Proverbs 14 and 15 hold some of my guiding principles for parenting. In these two chapters, I find my theme song ringing through. Chapter 14 opens with a verse contrasting a wise woman and a foolish woman building a house. We’re either foolish or wise at varying intervals in our parenting journey, but let’s keep striving to build our house and not tear it down.
Verse 8 tells me to think before I act and verse 12 encourages me to pray and count the cost before I make a decision. Verses 15 and 18 tell me to be smart and wise while verse 29 tells me to keep my temper in check. And finally chapter 15:1 tells me to keep my tone gentle. Tone. It’s what makes or breaks respect with my son. If it’s filled with contempt, I lose an opportunity to speak life into my son’s heart.
And that’s what it comes down to. Speaking life. Even in the midst of hard difficult circumstances. Even when we don’t agree or understand, it’s still fully possible to respect the spirit of our sons while not condoning their behavior. But it takes practice, which means, we will sometimes get it right and sometimes we will blow it.
It’s in those instances, where we pick ourselves up, dust off our knees, apologize, and then try again because the benefits learning to respect our sons is the kind of relationship we dream about: mutual love, honor, and respect.
Jessica is a worship leader, speaker, and writer who has energizing vision and an enthusiastic approach that gives others hope-filled inspiration to address internal hurts in the light of God’s redeeming love. She believes that through Christ’s transforming grace, personal histories don’t have to define the present or determine thefuture. Her greatest desire is to see people live this “God-life” with all the power and grace that God provides. She loves connecting with people and hearing their stories. Jessica lives in a rural setting surrounded by farmland and her husband and children. You can connect with her on Instagram and Facebook.
Photo Credit: ©GettyImages/CREATISTA

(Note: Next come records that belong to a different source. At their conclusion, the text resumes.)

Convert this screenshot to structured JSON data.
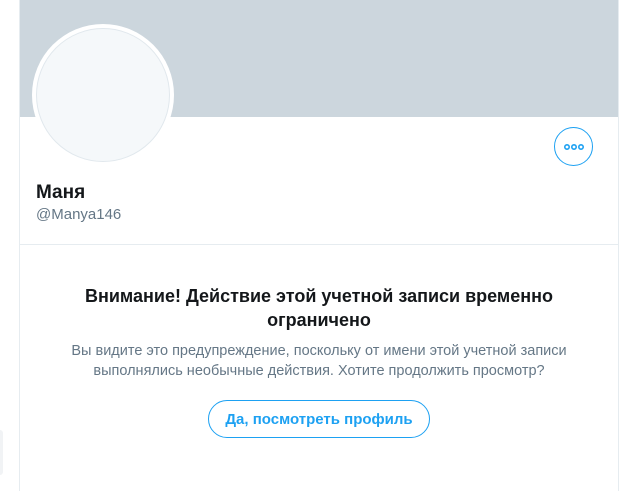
{
  "profile": {
    "name": "Маня",
    "handle": "@Manya146",
    "more_icon": "more-horizontal-icon"
  },
  "warning": {
    "title": "Внимание! Действие этой учетной записи временно ограничено",
    "text": "Вы видите это предупреждение, поскольку от имени этой учетной записи выполнялись необычные действия. Хотите продолжить просмотр?",
    "button_label": "Да, посмотреть профиль"
  },
  "colors": {
    "accent": "#1da1f2",
    "banner": "#ccd6dd",
    "text_primary": "#14171a",
    "text_secondary": "#657786"
  }
}
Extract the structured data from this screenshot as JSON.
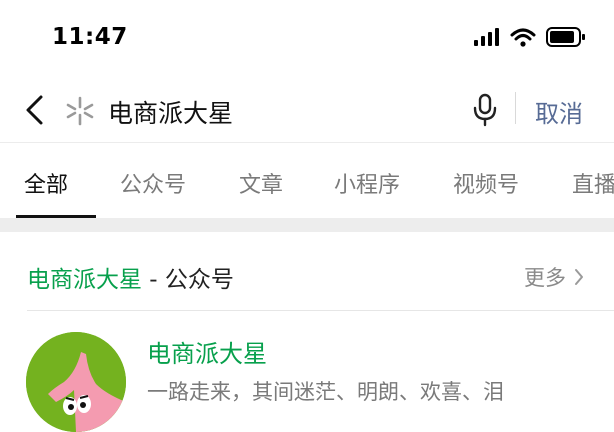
{
  "status_bar": {
    "time": "11:47"
  },
  "search": {
    "query": "电商派大星",
    "cancel_label": "取消"
  },
  "tabs": [
    {
      "label": "全部",
      "active": true
    },
    {
      "label": "公众号"
    },
    {
      "label": "文章"
    },
    {
      "label": "小程序"
    },
    {
      "label": "视频号"
    },
    {
      "label": "直播"
    }
  ],
  "section": {
    "keyword": "电商派大星",
    "title_suffix": " - 公众号",
    "more_label": "更多"
  },
  "result": {
    "name": "电商派大星",
    "description": "一路走来，其间迷茫、明朗、欢喜、泪"
  },
  "colors": {
    "accent_green": "#07a04c",
    "link_blue": "#576b95"
  }
}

Jessica Van Roekel leads worship in her local church and writes at www.welcomegrace.com. She believes that through Christ our personal histories don’t have to define our present or determine our future and writes about the transforming power of grace. Jessica lives in a rural setting surrounded by farmland and her husband and children. You can connect with her on Instagram and Facebook.